Of course Jess goes immediately to Molly after his divorce is finalized (the ink probably wasn't even dry) and declares his love. It comes off as desperation, but quickly pays off. Then we are treated to a goofy "in love" montage replete with cultural misunderstandings, dreamy looks, tandem bicycle rides, and a chest-hair-heavy sex scene.

Then dad comes to visit, and promptly disowns Jess for a variety of complex reasons, but mainly because Molly isn't Jewish. This leads us into the classic A Star Is Born arc, wherein Neil becomes a complete ass (treating Molly poorly, throwing fits during recording and rehearsal). Then, inexplicably, Neil sets off to wander across America alone. He grows a beard, buys a cowboy hat and takes up smoking.

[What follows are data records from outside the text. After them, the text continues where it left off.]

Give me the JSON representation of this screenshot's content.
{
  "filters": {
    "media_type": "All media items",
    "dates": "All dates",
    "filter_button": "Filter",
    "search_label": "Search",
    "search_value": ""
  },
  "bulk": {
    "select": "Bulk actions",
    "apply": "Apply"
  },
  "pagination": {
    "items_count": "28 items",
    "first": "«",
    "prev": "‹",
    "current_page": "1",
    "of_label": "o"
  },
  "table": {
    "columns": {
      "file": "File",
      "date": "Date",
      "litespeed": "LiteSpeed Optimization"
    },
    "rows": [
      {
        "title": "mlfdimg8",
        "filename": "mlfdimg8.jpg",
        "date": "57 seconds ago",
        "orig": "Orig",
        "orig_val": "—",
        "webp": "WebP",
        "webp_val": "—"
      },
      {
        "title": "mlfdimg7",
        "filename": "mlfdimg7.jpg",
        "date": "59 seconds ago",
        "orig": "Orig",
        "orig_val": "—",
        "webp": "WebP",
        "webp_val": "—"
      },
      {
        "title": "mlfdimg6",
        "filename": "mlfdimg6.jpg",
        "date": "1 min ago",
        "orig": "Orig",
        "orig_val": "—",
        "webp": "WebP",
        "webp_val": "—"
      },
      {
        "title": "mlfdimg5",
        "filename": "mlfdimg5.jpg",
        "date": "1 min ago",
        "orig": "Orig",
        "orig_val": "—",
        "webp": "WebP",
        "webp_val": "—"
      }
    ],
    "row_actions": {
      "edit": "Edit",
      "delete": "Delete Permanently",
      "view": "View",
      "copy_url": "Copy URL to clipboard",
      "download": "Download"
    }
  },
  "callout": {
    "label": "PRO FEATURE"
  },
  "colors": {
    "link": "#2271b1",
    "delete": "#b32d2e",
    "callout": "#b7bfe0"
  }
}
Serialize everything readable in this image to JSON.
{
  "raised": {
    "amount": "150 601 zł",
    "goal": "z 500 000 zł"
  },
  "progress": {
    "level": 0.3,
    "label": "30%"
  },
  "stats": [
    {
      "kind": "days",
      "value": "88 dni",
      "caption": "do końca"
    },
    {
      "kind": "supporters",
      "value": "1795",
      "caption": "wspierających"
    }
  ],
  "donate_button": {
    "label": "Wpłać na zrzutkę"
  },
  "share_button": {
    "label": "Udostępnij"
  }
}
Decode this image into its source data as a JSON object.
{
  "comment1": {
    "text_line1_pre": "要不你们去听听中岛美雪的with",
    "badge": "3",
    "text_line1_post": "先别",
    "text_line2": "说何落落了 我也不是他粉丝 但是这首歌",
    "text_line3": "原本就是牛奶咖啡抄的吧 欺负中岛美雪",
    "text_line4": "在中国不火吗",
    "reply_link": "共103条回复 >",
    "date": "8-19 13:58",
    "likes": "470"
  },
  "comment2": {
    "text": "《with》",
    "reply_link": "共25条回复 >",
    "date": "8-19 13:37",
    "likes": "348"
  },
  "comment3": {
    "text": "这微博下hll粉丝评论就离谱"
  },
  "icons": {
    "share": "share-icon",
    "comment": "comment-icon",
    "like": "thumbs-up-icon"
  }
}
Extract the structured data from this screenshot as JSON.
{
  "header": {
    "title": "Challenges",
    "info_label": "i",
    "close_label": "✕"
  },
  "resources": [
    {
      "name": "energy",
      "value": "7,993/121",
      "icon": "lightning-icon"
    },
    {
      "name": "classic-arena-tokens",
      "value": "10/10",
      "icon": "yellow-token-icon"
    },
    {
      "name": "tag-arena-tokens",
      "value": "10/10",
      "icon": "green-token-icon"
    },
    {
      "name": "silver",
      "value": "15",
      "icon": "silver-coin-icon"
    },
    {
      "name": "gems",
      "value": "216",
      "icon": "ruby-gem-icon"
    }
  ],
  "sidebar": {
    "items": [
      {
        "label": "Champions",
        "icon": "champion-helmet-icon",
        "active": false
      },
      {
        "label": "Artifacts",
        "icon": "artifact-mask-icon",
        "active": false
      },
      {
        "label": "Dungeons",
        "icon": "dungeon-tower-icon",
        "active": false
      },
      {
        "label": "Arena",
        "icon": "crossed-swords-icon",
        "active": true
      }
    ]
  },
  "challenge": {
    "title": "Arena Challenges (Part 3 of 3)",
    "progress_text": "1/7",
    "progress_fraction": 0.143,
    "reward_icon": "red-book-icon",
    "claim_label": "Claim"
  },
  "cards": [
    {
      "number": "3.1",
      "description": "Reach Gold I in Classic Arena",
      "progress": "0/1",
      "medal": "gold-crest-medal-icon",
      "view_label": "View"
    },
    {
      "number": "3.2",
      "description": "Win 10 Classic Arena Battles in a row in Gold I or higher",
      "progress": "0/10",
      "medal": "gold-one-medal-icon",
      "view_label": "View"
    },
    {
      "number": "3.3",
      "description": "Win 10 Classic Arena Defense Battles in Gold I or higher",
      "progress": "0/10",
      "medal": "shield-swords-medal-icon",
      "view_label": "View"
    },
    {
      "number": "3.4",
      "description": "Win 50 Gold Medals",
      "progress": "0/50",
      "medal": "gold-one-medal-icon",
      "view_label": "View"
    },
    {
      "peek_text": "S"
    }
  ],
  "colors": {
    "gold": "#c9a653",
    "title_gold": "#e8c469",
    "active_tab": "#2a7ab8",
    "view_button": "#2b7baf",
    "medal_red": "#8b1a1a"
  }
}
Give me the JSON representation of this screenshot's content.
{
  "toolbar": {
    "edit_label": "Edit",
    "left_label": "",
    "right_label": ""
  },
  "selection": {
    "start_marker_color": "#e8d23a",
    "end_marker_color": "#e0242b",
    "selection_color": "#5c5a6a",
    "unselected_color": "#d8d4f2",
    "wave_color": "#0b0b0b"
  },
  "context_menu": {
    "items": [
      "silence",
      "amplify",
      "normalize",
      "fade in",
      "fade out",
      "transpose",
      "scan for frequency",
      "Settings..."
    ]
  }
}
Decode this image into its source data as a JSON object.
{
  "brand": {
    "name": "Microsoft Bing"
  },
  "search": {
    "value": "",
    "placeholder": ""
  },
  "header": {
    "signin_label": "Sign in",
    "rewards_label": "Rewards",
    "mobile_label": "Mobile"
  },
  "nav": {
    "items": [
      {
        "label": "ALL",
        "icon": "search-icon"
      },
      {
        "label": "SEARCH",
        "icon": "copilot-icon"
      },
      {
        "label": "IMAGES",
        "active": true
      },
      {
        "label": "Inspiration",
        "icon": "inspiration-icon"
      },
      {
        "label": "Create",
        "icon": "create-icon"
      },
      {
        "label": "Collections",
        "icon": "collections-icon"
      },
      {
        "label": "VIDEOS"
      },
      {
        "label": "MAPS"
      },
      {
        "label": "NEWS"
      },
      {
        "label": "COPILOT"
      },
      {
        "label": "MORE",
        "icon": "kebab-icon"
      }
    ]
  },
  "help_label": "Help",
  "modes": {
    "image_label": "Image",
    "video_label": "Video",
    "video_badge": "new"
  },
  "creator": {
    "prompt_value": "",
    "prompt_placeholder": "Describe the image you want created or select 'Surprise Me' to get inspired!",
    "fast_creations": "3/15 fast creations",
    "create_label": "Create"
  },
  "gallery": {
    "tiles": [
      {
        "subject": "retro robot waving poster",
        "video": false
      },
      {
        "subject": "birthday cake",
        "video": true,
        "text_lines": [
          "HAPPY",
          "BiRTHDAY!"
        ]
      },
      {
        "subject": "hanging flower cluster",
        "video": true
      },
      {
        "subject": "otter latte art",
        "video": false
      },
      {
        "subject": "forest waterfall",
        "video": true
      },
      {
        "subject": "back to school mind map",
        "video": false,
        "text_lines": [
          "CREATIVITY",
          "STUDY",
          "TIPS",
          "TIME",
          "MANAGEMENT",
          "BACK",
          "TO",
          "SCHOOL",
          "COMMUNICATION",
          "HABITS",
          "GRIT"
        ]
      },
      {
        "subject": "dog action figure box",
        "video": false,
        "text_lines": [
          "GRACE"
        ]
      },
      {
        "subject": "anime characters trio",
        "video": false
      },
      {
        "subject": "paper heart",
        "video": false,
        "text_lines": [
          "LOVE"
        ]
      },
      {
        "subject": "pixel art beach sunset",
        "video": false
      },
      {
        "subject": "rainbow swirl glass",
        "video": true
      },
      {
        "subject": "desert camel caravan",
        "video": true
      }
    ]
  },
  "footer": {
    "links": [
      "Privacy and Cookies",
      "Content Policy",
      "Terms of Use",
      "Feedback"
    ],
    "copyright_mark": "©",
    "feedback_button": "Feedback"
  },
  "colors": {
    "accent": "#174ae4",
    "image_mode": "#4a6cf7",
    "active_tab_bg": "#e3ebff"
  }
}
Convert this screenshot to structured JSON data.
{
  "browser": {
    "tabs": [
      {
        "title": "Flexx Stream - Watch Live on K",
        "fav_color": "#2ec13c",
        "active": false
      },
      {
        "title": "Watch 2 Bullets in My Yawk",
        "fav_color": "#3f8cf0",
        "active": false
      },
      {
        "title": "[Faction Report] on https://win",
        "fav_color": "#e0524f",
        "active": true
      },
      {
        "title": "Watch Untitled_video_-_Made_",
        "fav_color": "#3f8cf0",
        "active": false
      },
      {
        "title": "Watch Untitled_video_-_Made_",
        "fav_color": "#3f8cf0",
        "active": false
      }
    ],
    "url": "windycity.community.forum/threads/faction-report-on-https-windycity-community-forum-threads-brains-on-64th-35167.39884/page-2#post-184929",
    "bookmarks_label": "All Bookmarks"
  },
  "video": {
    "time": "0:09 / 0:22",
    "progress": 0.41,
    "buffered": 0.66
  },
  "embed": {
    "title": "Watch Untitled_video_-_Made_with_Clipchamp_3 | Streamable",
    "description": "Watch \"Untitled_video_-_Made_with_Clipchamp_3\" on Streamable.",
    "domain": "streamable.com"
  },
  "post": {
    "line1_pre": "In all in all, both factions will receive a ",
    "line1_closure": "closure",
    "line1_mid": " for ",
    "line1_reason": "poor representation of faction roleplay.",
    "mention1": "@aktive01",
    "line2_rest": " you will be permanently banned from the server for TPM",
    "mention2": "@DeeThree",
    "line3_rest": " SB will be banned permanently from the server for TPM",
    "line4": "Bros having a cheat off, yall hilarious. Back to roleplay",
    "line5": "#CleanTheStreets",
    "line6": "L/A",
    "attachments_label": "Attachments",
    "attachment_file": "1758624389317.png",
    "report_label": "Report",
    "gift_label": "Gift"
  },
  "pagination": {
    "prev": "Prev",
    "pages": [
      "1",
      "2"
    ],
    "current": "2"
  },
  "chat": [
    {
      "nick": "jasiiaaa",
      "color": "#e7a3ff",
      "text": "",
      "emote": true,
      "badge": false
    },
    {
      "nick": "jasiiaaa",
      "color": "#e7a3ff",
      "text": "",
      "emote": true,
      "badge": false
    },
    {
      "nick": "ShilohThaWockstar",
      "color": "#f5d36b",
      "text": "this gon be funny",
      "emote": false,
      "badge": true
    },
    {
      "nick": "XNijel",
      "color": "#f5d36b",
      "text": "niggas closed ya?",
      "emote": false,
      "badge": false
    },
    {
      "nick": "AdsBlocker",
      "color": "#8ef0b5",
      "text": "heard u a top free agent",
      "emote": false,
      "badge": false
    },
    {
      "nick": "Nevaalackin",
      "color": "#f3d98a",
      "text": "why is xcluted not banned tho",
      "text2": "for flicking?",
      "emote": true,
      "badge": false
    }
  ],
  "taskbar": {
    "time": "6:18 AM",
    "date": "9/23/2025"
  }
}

But it turns out he left Molly with a bun in the oven, and she goes ahead and has the baby while he "finds himself." When he finally returns, to find Molly and his son frolicking on the beach, Molly embraces his return. He patches things up with his dad at Yom Kippur, resumes his rock star career, and the credits roll to the strains of America.

But wait, let's do the math. If Jess had no clue Molly was pregnant when he left, then she couldn't have been very far along. So let's say she was one month pregnant when he left. The kid appears to be at LEAST six months old when Neil returns. That would mean he was traveling for 14 months. If someone disappeared from your life for over a year, leaving you to take care of a child alone, wouldn't you at least give them a right hook in the jaw before you let them move back into the house? Come on!

Questions and Comments:

To be fair, Jess does attempt to get his wife to come out to L.A. with him, but what's strange is that Hello Again is used as a theme for Jess and Molly, when it actually describes loving someone long distance, and this applies much better to his wife.

I hate to be a prickly pear, but Neil technically isn't a "jazz singer" at all. In fact, you'd be hard-pressed to find any jazz in this movie anywhere, save the brushed drums on Summerlove! Would it have hurt anyone to change the name to The Pop Singer?

Does disowning still happen? We see it in movies and T.V. all of the time, but you rarely meet anyone who has actually been disowned. And at what age do your parents actually stop owning you?

Before watching this movie I'd never before noticed just HOW much Neil resembles Larry from Three's Company.

In Conclusion:

Despite some tasteless moments and misogyny, this movie will be supremely entertaining for any Neil fan. You can tell he really cared about this story, and connected with it. And there's no denying that the soundtrack produced some of Neil's best songs and gave him a strong comeback!